Work instruction: Find the string "this" in the records. Copy each line that has it.

Data listing:
[Start of section]

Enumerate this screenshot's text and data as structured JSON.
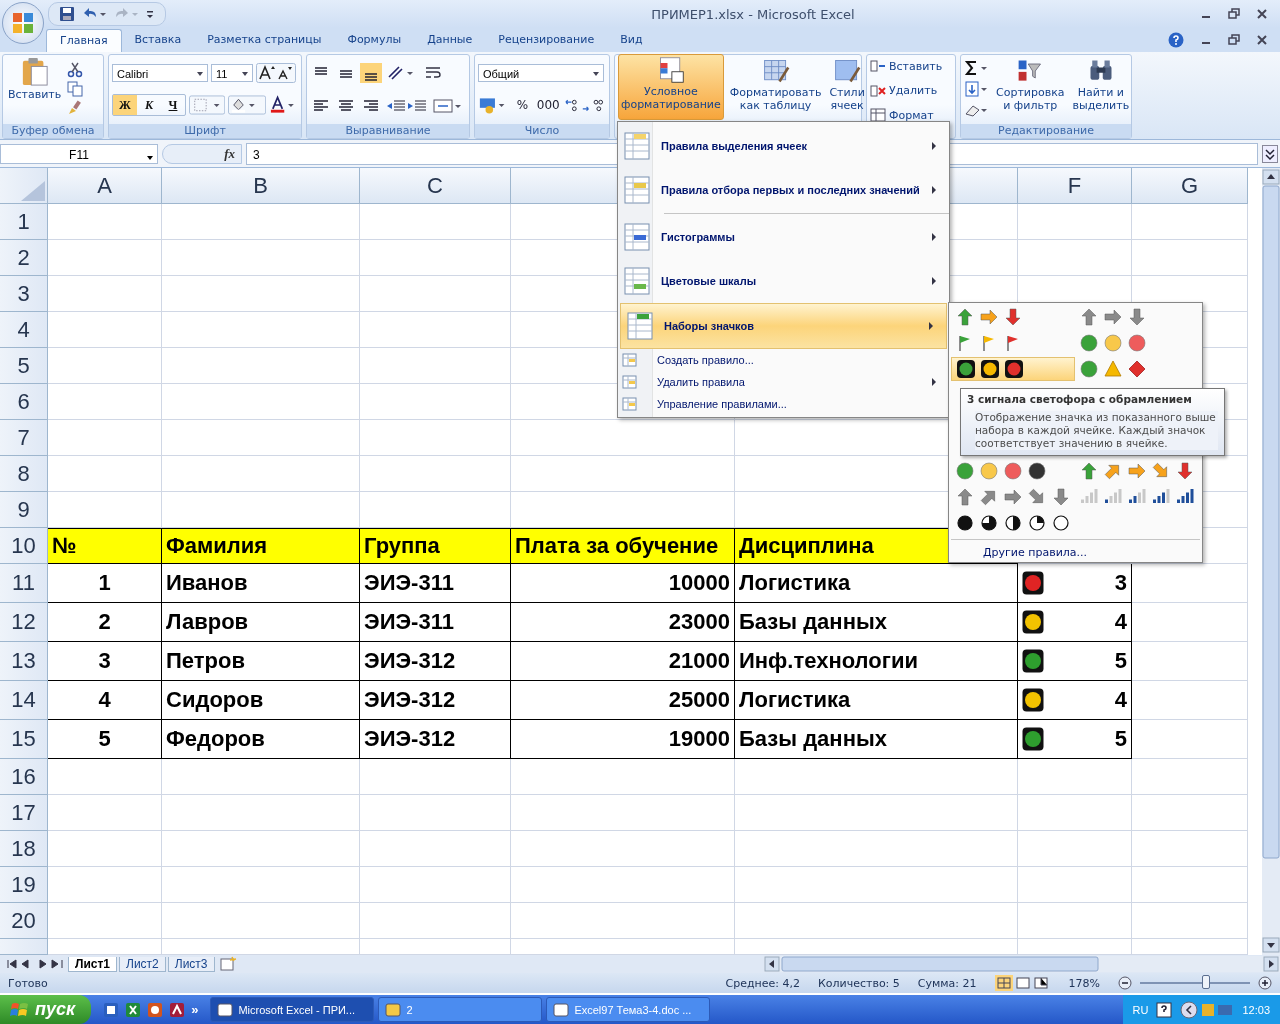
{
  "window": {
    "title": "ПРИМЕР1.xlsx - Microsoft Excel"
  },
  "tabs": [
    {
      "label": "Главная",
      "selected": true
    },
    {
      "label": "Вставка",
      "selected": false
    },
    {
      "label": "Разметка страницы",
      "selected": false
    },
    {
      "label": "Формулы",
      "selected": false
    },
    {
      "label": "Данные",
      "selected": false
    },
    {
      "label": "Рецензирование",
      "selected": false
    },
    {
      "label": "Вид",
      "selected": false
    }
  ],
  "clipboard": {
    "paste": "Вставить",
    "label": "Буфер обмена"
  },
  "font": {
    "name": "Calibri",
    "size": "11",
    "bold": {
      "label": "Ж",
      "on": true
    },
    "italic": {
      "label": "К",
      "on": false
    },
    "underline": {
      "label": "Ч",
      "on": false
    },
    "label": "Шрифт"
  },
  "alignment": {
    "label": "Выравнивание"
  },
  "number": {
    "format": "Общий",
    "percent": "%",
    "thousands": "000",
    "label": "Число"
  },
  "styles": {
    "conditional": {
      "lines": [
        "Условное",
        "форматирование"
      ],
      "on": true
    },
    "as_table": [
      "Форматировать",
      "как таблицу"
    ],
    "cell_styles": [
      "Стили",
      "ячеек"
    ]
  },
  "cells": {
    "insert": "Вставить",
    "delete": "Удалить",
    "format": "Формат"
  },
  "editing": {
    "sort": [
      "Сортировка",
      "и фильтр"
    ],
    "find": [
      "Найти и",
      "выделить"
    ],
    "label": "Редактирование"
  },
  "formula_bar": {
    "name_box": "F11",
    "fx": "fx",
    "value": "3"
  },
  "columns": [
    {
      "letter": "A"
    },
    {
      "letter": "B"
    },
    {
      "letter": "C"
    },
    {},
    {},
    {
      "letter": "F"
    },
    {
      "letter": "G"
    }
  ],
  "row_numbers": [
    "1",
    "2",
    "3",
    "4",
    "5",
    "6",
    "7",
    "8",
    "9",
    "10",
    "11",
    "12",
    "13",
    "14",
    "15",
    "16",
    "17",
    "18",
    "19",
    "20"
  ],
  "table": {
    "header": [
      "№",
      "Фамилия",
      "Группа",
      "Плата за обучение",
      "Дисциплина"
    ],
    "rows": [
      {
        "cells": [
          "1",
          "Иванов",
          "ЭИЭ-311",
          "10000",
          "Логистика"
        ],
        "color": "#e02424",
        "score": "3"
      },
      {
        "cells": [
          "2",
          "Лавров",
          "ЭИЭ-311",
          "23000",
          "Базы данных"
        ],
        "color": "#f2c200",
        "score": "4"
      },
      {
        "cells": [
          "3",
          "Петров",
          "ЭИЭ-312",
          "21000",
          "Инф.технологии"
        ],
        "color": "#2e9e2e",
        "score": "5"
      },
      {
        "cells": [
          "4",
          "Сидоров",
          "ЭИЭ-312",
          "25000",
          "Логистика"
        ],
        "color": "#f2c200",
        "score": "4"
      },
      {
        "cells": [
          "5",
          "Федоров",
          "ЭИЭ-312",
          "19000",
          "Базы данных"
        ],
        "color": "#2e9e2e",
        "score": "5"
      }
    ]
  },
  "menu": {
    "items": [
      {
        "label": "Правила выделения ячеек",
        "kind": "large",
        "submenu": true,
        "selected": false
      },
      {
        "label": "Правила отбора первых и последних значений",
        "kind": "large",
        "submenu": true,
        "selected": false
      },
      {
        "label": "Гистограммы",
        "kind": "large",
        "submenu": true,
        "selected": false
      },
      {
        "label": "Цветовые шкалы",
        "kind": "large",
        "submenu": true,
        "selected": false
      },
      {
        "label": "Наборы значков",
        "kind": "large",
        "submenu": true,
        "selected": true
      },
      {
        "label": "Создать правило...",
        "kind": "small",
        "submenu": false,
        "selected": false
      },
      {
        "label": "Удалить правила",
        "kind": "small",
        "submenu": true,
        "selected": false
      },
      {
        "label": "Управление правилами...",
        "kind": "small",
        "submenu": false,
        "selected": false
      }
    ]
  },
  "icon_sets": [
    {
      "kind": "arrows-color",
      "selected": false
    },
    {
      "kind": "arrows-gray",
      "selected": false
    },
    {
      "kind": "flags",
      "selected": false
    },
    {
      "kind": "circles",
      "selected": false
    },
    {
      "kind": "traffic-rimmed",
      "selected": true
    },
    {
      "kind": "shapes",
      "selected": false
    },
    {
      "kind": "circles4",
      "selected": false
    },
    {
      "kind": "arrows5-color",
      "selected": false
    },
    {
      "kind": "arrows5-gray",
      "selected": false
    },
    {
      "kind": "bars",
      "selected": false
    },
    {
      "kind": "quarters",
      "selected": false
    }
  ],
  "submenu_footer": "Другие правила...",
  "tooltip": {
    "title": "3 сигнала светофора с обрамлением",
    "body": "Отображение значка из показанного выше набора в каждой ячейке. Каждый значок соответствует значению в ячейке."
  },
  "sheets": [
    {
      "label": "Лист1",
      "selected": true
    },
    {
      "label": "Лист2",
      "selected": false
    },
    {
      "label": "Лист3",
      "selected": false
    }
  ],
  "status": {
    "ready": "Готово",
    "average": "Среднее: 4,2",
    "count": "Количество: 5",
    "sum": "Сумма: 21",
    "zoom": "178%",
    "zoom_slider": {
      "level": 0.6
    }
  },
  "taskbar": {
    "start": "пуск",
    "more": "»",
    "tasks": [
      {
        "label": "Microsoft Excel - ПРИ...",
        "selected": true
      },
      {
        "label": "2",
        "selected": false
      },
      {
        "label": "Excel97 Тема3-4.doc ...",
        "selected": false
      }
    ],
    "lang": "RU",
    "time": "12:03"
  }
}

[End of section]
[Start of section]

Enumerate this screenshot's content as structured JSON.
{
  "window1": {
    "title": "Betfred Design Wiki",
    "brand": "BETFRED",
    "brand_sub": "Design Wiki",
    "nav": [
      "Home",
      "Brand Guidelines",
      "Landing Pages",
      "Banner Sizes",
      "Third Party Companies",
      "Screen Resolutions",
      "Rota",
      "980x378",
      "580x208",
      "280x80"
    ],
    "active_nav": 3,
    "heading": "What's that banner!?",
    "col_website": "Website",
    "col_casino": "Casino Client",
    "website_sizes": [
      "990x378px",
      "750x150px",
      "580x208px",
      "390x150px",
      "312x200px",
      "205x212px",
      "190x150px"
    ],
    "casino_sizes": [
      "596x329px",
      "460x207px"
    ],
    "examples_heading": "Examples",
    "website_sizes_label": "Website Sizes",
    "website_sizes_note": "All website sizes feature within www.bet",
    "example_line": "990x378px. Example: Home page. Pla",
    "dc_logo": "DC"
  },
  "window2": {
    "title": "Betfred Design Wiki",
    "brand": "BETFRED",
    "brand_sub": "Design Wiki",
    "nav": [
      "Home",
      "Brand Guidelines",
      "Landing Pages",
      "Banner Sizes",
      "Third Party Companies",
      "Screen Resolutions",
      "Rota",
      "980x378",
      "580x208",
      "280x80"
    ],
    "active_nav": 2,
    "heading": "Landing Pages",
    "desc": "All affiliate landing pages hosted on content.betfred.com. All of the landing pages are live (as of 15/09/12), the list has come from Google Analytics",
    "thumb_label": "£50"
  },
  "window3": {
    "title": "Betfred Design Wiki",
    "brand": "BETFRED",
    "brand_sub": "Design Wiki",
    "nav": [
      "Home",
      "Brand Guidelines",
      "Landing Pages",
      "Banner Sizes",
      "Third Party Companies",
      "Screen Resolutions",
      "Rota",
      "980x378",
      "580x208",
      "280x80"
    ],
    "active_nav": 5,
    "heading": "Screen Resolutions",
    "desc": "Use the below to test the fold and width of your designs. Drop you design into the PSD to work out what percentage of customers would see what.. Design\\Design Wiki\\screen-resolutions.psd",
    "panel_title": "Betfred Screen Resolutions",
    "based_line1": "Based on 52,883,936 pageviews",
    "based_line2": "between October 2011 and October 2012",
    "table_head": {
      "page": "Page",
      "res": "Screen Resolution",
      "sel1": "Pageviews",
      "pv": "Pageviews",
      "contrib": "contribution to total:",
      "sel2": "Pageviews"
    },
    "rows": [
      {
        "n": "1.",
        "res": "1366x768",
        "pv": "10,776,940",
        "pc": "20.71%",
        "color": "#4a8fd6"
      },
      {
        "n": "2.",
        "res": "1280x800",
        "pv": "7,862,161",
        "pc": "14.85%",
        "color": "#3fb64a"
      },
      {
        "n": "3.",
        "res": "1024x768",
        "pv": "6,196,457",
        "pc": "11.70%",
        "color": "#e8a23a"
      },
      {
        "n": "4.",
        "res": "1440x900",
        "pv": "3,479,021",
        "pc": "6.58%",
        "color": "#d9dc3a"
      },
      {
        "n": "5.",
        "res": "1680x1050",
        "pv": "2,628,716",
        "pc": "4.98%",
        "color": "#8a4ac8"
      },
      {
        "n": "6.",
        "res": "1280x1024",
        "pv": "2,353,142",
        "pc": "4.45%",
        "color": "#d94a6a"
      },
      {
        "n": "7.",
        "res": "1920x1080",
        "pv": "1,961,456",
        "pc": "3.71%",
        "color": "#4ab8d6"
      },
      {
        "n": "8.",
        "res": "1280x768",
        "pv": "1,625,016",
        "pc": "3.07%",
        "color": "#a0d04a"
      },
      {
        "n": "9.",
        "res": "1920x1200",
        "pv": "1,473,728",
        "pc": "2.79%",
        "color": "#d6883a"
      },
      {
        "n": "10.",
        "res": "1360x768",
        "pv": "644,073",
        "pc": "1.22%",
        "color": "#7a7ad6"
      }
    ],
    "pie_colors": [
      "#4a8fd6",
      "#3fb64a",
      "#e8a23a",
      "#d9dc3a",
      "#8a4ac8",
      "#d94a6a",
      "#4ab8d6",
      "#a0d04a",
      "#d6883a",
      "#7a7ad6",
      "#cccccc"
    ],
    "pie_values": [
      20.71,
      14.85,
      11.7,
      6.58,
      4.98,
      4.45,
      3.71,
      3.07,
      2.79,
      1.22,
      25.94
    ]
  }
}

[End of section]
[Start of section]

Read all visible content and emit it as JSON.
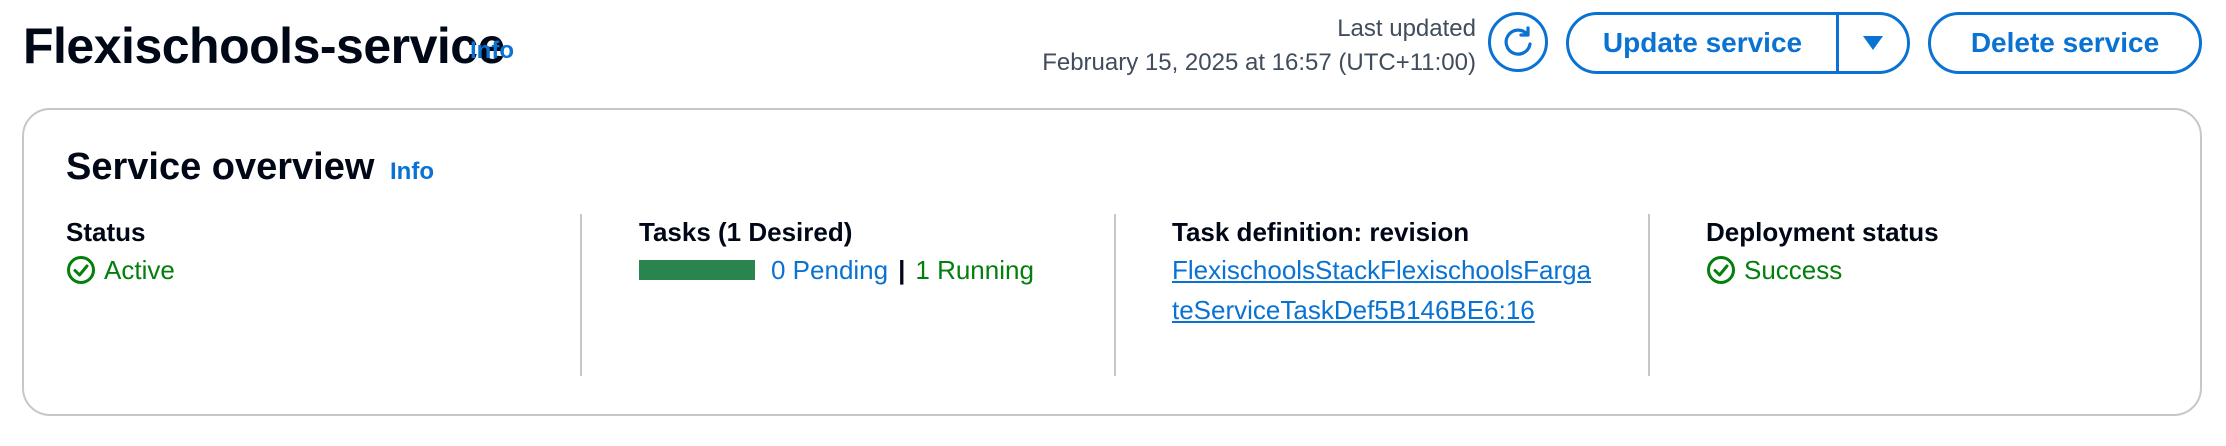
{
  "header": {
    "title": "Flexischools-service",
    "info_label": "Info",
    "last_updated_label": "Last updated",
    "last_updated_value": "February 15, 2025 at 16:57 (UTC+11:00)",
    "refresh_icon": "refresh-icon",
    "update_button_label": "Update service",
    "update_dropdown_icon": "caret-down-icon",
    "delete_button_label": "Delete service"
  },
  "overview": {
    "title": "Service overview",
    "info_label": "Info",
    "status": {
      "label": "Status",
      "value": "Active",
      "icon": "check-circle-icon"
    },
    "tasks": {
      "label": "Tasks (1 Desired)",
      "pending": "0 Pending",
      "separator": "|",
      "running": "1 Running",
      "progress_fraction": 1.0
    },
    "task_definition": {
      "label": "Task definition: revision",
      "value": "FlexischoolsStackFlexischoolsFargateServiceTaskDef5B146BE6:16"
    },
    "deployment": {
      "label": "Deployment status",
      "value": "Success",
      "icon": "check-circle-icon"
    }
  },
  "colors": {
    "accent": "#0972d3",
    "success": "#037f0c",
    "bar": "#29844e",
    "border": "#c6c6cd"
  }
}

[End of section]

Solution below:
Enumerate this screenshot's text and data as structured JSON.
Enumerate this screenshot's content as structured JSON.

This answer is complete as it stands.